If you’re looking for a home loan, you may have heard the terms SIBOR and SOR. Most home loans in Singapore are based on one of these two reference rates. Depending on the market situation, the SIBOR and SOR offer different advantages (and drawbacks) to anyone with a home loan. Choosing between the two can be confusing for first time home-buyers. So in this article, we attempt to clarify the pros and cons of either option:
What Are SIBOR and SOR?
SIBOR (Singapore Interbank Offered Rate) and SOR (Swap Offer Rate) are benchmark rates for commercial and private property prices in Singapore. They can be checked in finance papers (e.g. Business Times), websites like Bloomberg, and on Teletext.
SIBOR and SOR based home loans are extremely popular among home buyers and are preferred because of their transparency and security. Unlike some banks’ IBR (internal board rate) or variable rates, SIBOR and SOR are open to public scrutiny and are determined by the interactions between multiple banks (see next section). It is hence difficult for any individual bank to single-handedly raise the SIBOR or SOR rates. The same however cannot be said for home loans pegged to variable rates.
How SIBOR Works
SIBOR is based on the interest rates used by banks in Singapore when lending unsecured funds to each other. Simply put, SIBOR reflects how much it would cost banks to borrow from each other.
SIBOR is administered by the ABS (Association of Banks in Singapore). On a daily basis, Thomson Reuters compiles the rates from 17 banks. The compiled rates are then ranked, with those on the upper and lower quartiles eliminated from the list. The remaining rates (which should come from at least eight banks) are averaged to make the day’s SIBOR.
The majority of home loan packages in Singapore are based on SIBOR.
How SOR Works
SOR is based on the foreign exchange rate with the US dollar. In a simple sense, it projects what the interest rate would cost if the same amount of money were borrowed in US dollars.
SOR is derived using the following formula:
USD/SGD Forward Rate = USD/SGD Spot Rate +/- SWAP Pts
SOR is responsive to the current state of the US economy. At present, only two banks in Singapore offer SOR based home loans.
How SIBOR / SOR is Factored into a Home Loan
SIBOR and SOR are expressed as a single percentage (e.g. 0.378%). A number (of months) is also stated in front of the rate. For example:
3 Month SIBOR = 0.378%
This means that the SIBOR rate is 0.378%, and that the rate is updated (or “refreshed”) every three months. For home loans in Singapore, it is most common to see 1 month and 3 month rates.
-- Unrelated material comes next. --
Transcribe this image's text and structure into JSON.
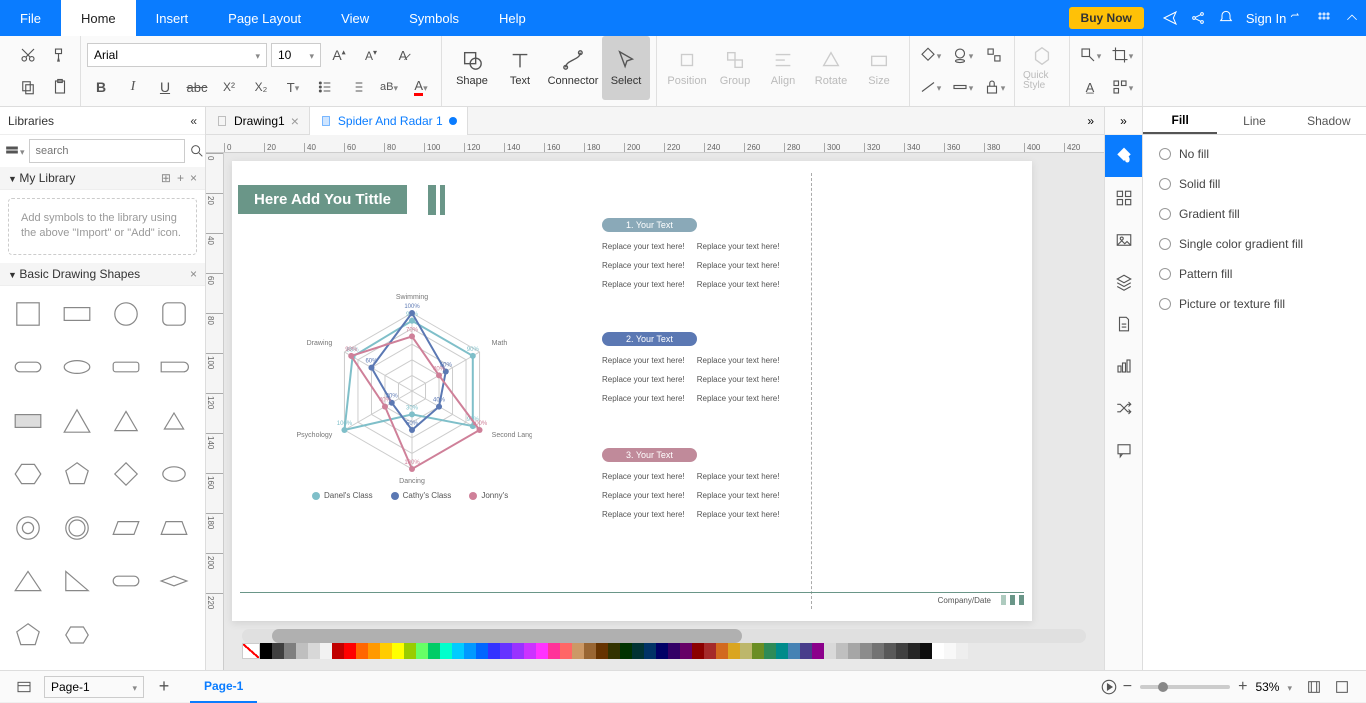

However, some unusual loan packages might come in 2, 6, 9, or 12 month formats.
The complete home loan rate is then calculated by adding the bank’s charges (the fixed spread) to the SIBOR or SOR rate. This total interest is what determines your monthly payments. For example:
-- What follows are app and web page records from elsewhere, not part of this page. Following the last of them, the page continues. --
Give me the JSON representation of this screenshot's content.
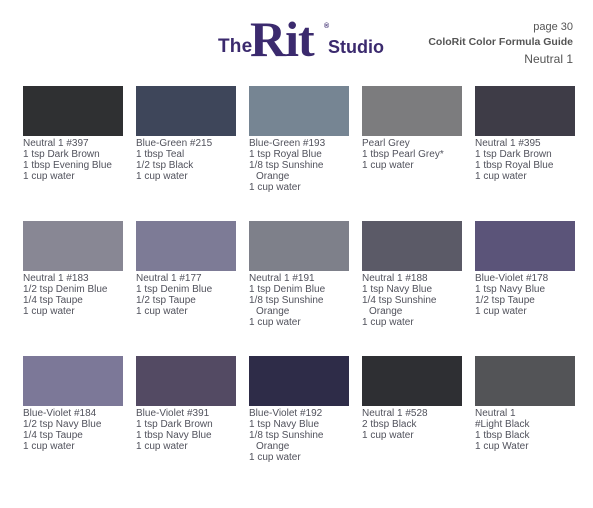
{
  "header": {
    "logo": {
      "the": "The",
      "rit": "Rit",
      "reg": "®",
      "studio": "Studio"
    },
    "page_number": "page 30",
    "guide_title": "ColoRit Color Formula Guide",
    "section": "Neutral 1"
  },
  "swatches": [
    {
      "name": "Neutral 1 #397",
      "color": "#2f3032",
      "lines": [
        {
          "text": "1 tsp Dark Brown",
          "indent": false
        },
        {
          "text": "1 tbsp Evening Blue",
          "indent": false
        },
        {
          "text": "1 cup water",
          "indent": false
        }
      ]
    },
    {
      "name": "Blue-Green #215",
      "color": "#3e465a",
      "lines": [
        {
          "text": "1 tbsp Teal",
          "indent": false
        },
        {
          "text": "1/2 tsp Black",
          "indent": false
        },
        {
          "text": "1 cup water",
          "indent": false
        }
      ]
    },
    {
      "name": "Blue-Green #193",
      "color": "#768593",
      "lines": [
        {
          "text": "1 tsp Royal Blue",
          "indent": false
        },
        {
          "text": "1/8 tsp Sunshine",
          "indent": false
        },
        {
          "text": "Orange",
          "indent": true
        },
        {
          "text": "1 cup water",
          "indent": false
        }
      ]
    },
    {
      "name": "Pearl Grey",
      "color": "#7c7c7e",
      "lines": [
        {
          "text": "1 tbsp Pearl Grey*",
          "indent": false
        },
        {
          "text": "1 cup water",
          "indent": false
        }
      ]
    },
    {
      "name": "Neutral 1 #395",
      "color": "#3e3c47",
      "lines": [
        {
          "text": "1 tsp Dark Brown",
          "indent": false
        },
        {
          "text": "1 tbsp Royal Blue",
          "indent": false
        },
        {
          "text": "1 cup water",
          "indent": false
        }
      ]
    },
    {
      "name": "Neutral 1 #183",
      "color": "#888794",
      "lines": [
        {
          "text": "1/2 tsp Denim Blue",
          "indent": false
        },
        {
          "text": "1/4 tsp Taupe",
          "indent": false
        },
        {
          "text": "1 cup water",
          "indent": false
        }
      ]
    },
    {
      "name": "Neutral 1 #177",
      "color": "#7d7b96",
      "lines": [
        {
          "text": "1 tsp Denim Blue",
          "indent": false
        },
        {
          "text": "1/2 tsp Taupe",
          "indent": false
        },
        {
          "text": "1 cup water",
          "indent": false
        }
      ]
    },
    {
      "name": "Neutral 1 #191",
      "color": "#7e808a",
      "lines": [
        {
          "text": "1 tsp Denim Blue",
          "indent": false
        },
        {
          "text": "1/8 tsp Sunshine",
          "indent": false
        },
        {
          "text": "Orange",
          "indent": true
        },
        {
          "text": "1 cup water",
          "indent": false
        }
      ]
    },
    {
      "name": "Neutral 1 #188",
      "color": "#5b5a67",
      "lines": [
        {
          "text": "1 tsp Navy Blue",
          "indent": false
        },
        {
          "text": "1/4 tsp Sunshine",
          "indent": false
        },
        {
          "text": "Orange",
          "indent": true
        },
        {
          "text": "1 cup water",
          "indent": false
        }
      ]
    },
    {
      "name": "Blue-Violet #178",
      "color": "#5b5479",
      "lines": [
        {
          "text": "1 tsp Navy Blue",
          "indent": false
        },
        {
          "text": "1/2 tsp Taupe",
          "indent": false
        },
        {
          "text": "1 cup water",
          "indent": false
        }
      ]
    },
    {
      "name": "Blue-Violet #184",
      "color": "#7c7898",
      "lines": [
        {
          "text": "1/2 tsp Navy Blue",
          "indent": false
        },
        {
          "text": "1/4 tsp Taupe",
          "indent": false
        },
        {
          "text": "1 cup water",
          "indent": false
        }
      ]
    },
    {
      "name": "Blue-Violet #391",
      "color": "#534a63",
      "lines": [
        {
          "text": "1 tsp Dark Brown",
          "indent": false
        },
        {
          "text": "1 tbsp Navy Blue",
          "indent": false
        },
        {
          "text": "1 cup water",
          "indent": false
        }
      ]
    },
    {
      "name": "Blue-Violet #192",
      "color": "#2e2c48",
      "lines": [
        {
          "text": "1 tsp Navy Blue",
          "indent": false
        },
        {
          "text": "1/8 tsp Sunshine",
          "indent": false
        },
        {
          "text": "Orange",
          "indent": true
        },
        {
          "text": "1 cup water",
          "indent": false
        }
      ]
    },
    {
      "name": "Neutral 1 #528",
      "color": "#2e2f33",
      "lines": [
        {
          "text": "2 tbsp Black",
          "indent": false
        },
        {
          "text": "1 cup water",
          "indent": false
        }
      ]
    },
    {
      "name": "Neutral 1",
      "color": "#535457",
      "lines": [
        {
          "text": "#Light Black",
          "indent": false
        },
        {
          "text": "1 tbsp Black",
          "indent": false
        },
        {
          "text": "1 cup Water",
          "indent": false
        }
      ]
    }
  ]
}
3 Month SIBOR + 0.70%
The 3 Month SIBOR rate is 0.378%.
The loaning bank has a fixed spread of 0.70%.
The total interest for the month: 0.378% (3 Month SIBOR) + 0.70% (fixed spread) = 1.078%
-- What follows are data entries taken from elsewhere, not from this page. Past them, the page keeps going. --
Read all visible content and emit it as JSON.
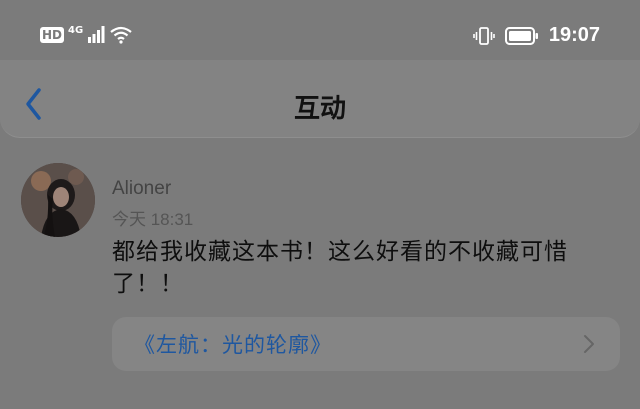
{
  "status_bar": {
    "hd": "HD",
    "network": "4G",
    "time": "19:07",
    "icons": [
      "signal-icon",
      "wifi-icon",
      "vibrate-icon",
      "battery-icon"
    ]
  },
  "nav": {
    "title": "互动",
    "back_icon": "chevron-left-icon"
  },
  "comment": {
    "username": "Alioner",
    "timestamp": "今天 18:31",
    "text": "都给我收藏这本书！这么好看的不收藏可惜了！！",
    "book_title": "《左航：光的轮廓》"
  },
  "colors": {
    "overlay_bg": "#7b7b7b",
    "link": "#1e57a0",
    "back_arrow": "#1e57a0"
  }
}
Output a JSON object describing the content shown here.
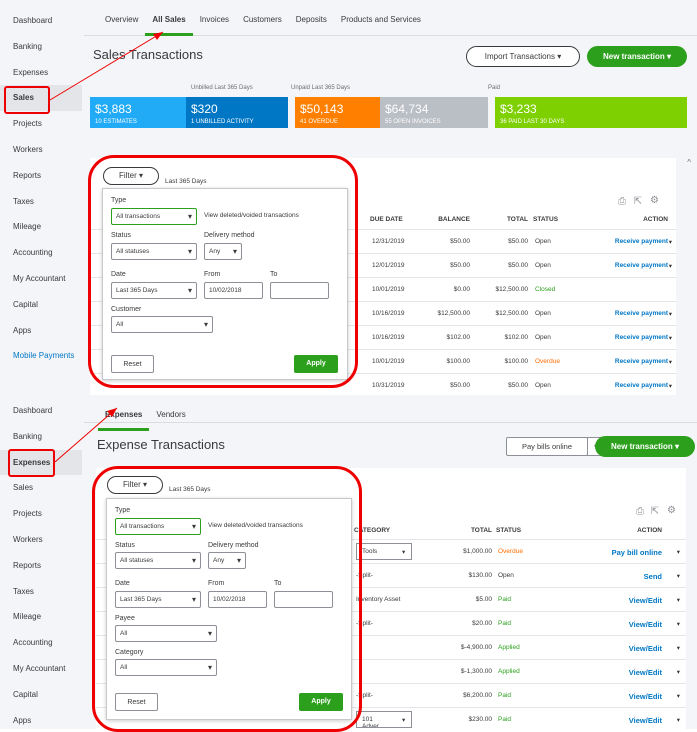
{
  "sales": {
    "sidebar": [
      "Dashboard",
      "Banking",
      "Expenses",
      "Sales",
      "Projects",
      "Workers",
      "Reports",
      "Taxes",
      "Mileage",
      "Accounting",
      "My Accountant",
      "Capital",
      "Apps",
      "Mobile Payments"
    ],
    "tabs": [
      "Overview",
      "All Sales",
      "Invoices",
      "Customers",
      "Deposits",
      "Products and Services"
    ],
    "title": "Sales Transactions",
    "import_button": "Import Transactions",
    "new_button": "New transaction",
    "money_labels": {
      "unbilled": "Unbilled Last 365 Days",
      "unpaid": "Unpaid Last 365 Days",
      "paid": "Paid"
    },
    "money": [
      {
        "amount": "$3,883",
        "label": "10 ESTIMATES",
        "color": "#21abf6"
      },
      {
        "amount": "$320",
        "label": "1 UNBILLED ACTIVITY",
        "color": "#0077c5"
      },
      {
        "amount": "$50,143",
        "label": "41 OVERDUE",
        "color": "#ff8000"
      },
      {
        "amount": "$64,734",
        "label": "55 OPEN INVOICES",
        "color": "#babec5"
      },
      {
        "amount": "$3,233",
        "label": "36 PAID LAST 30 DAYS",
        "color": "#7fd000"
      }
    ],
    "filter": {
      "button": "Filter",
      "range": "Last 365 Days",
      "type_label": "Type",
      "type": "All transactions",
      "view_deleted": "View deleted/voided transactions",
      "status_label": "Status",
      "status": "All statuses",
      "delivery_label": "Delivery method",
      "delivery": "Any",
      "date_label": "Date",
      "date": "Last 365 Days",
      "from_label": "From",
      "from": "10/02/2018",
      "to_label": "To",
      "to": "",
      "customer_label": "Customer",
      "customer": "All",
      "reset": "Reset",
      "apply": "Apply"
    },
    "columns": [
      "DUE DATE",
      "BALANCE",
      "TOTAL",
      "STATUS",
      "ACTION"
    ],
    "rows": [
      [
        "12/31/2019",
        "$50.00",
        "$50.00",
        "Open",
        "Receive payment"
      ],
      [
        "12/01/2019",
        "$50.00",
        "$50.00",
        "Open",
        "Receive payment"
      ],
      [
        "10/01/2019",
        "$0.00",
        "$12,500.00",
        "Closed",
        ""
      ],
      [
        "10/16/2019",
        "$12,500.00",
        "$12,500.00",
        "Open",
        "Receive payment"
      ],
      [
        "10/16/2019",
        "$102.00",
        "$102.00",
        "Open",
        "Receive payment"
      ],
      [
        "10/01/2019",
        "$100.00",
        "$100.00",
        "Overdue",
        "Receive payment"
      ],
      [
        "10/31/2019",
        "$50.00",
        "$50.00",
        "Open",
        "Receive payment"
      ]
    ]
  },
  "expenses": {
    "sidebar": [
      "Dashboard",
      "Banking",
      "Expenses",
      "Sales",
      "Projects",
      "Workers",
      "Reports",
      "Taxes",
      "Mileage",
      "Accounting",
      "My Accountant",
      "Capital",
      "Apps"
    ],
    "tabs": [
      "Expenses",
      "Vendors"
    ],
    "title": "Expense Transactions",
    "pay_button": "Pay bills online",
    "new_button": "New transaction",
    "filter": {
      "button": "Filter",
      "range": "Last 365 Days",
      "type_label": "Type",
      "type": "All transactions",
      "view_deleted": "View deleted/voided transactions",
      "status_label": "Status",
      "status": "All statuses",
      "delivery_label": "Delivery method",
      "delivery": "Any",
      "date_label": "Date",
      "date": "Last 365 Days",
      "from_label": "From",
      "from": "10/02/2018",
      "to_label": "To",
      "to": "",
      "payee_label": "Payee",
      "payee": "All",
      "category_label": "Category",
      "category": "All",
      "reset": "Reset",
      "apply": "Apply"
    },
    "columns": [
      "CATEGORY",
      "TOTAL",
      "STATUS",
      "ACTION"
    ],
    "rows": [
      [
        "Tools",
        "$1,000.00",
        "Overdue",
        "Pay bill online",
        "select"
      ],
      [
        "-Split-",
        "$130.00",
        "Open",
        "Send",
        ""
      ],
      [
        "Inventory Asset",
        "$5.00",
        "Paid",
        "View/Edit",
        ""
      ],
      [
        "-Split-",
        "$20.00",
        "Paid",
        "View/Edit",
        ""
      ],
      [
        "",
        "$-4,900.00",
        "Applied",
        "View/Edit",
        ""
      ],
      [
        "",
        "$-1,300.00",
        "Applied",
        "View/Edit",
        ""
      ],
      [
        "-Split-",
        "$6,200.00",
        "Paid",
        "View/Edit",
        ""
      ],
      [
        "101 Adver",
        "$230.00",
        "Paid",
        "View/Edit",
        "select"
      ]
    ]
  },
  "status_colors": {
    "Open": "#393a3d",
    "Closed": "#2ca01c",
    "Overdue": "#ff6a00",
    "Paid": "#2ca01c",
    "Applied": "#2ca01c"
  }
}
SIBOR or SOR based home loan packages in Singapore are structured such that home buyers will be able to determine what their interest payments are every year till the end of the loan tenure. For example:
BANK A – SIBOR PACKAGE
Year 1: 3 Month Sibor + 0.75%
Year 2: 3 Month Sibor + 0.85%
Year 3: 3 Month Sibor + 0.95%
Year 4 (onwards): 3 Month Sibor + 1.25%
Since all banks share the same SIBOR / SOR rates, the fixed spread component is ultimately what differentiates home loan packages from each other. The lower the spread the better!
Which is Better, SIBOR or SOR?
SIBOR is determined by the demand and supply of funds between banks in Singapore. In theory, SIBOR is tied to domestic or regional market conditions, whereas SOR is more responsive to the American (and hence global) market.
Because exchange rates and the American money market fluctuate more, SOR is more volatile than SIBOR.
SIBOR and SOR move in tandem; so when SOR rises, SIBOR also rises; when SOR falls, so will SIBOR. However, SIBOR tends to creep up or down in small increments, whereas SOR might move in dramatic swings.
Borrowers who pick a SOR package count on its ability to fall rapidly. When SOR rates plummet, the borrowers save a lot of money, compared to SIBOR’s small dips. However, SOR can also rise faster than SIBOR, making it inappropriate for risk-averse borrowers.
How to Find SIBOR and SOR Packages
To find out which banks are offering SIBOR and SOR packages, visit MoneySmart’s home loan page.
Do you prefer SIBOR or SOR? Comment and tell us why!